What you are asked to do: Find each line of the material below in which the word "icon" occurs, and return it.

Data records:
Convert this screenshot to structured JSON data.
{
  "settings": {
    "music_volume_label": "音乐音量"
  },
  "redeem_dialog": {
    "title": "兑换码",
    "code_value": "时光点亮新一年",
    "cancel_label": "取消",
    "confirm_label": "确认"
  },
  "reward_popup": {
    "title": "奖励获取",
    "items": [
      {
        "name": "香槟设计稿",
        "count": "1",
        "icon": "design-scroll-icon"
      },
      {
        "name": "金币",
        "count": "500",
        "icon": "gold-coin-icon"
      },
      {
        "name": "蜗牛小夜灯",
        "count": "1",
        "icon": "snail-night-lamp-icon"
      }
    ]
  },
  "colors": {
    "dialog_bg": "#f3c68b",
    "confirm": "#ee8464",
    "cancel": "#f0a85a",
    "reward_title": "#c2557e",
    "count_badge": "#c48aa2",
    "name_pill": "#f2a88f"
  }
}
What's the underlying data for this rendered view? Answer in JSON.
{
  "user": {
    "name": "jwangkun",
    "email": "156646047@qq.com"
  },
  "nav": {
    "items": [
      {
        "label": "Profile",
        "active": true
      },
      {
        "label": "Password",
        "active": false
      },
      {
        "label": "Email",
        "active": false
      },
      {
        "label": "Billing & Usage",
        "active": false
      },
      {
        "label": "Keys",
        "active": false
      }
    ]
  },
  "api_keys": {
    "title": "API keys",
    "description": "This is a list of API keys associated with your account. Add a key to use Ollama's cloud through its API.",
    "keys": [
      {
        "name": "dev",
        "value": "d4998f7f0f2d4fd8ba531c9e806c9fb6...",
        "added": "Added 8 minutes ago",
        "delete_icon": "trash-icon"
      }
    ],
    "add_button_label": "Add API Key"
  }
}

Solution to the problem:
        "icon": "design-scroll-icon"
        "icon": "gold-coin-icon"
        "icon": "snail-night-lamp-icon"
        "delete_icon": "trash-icon"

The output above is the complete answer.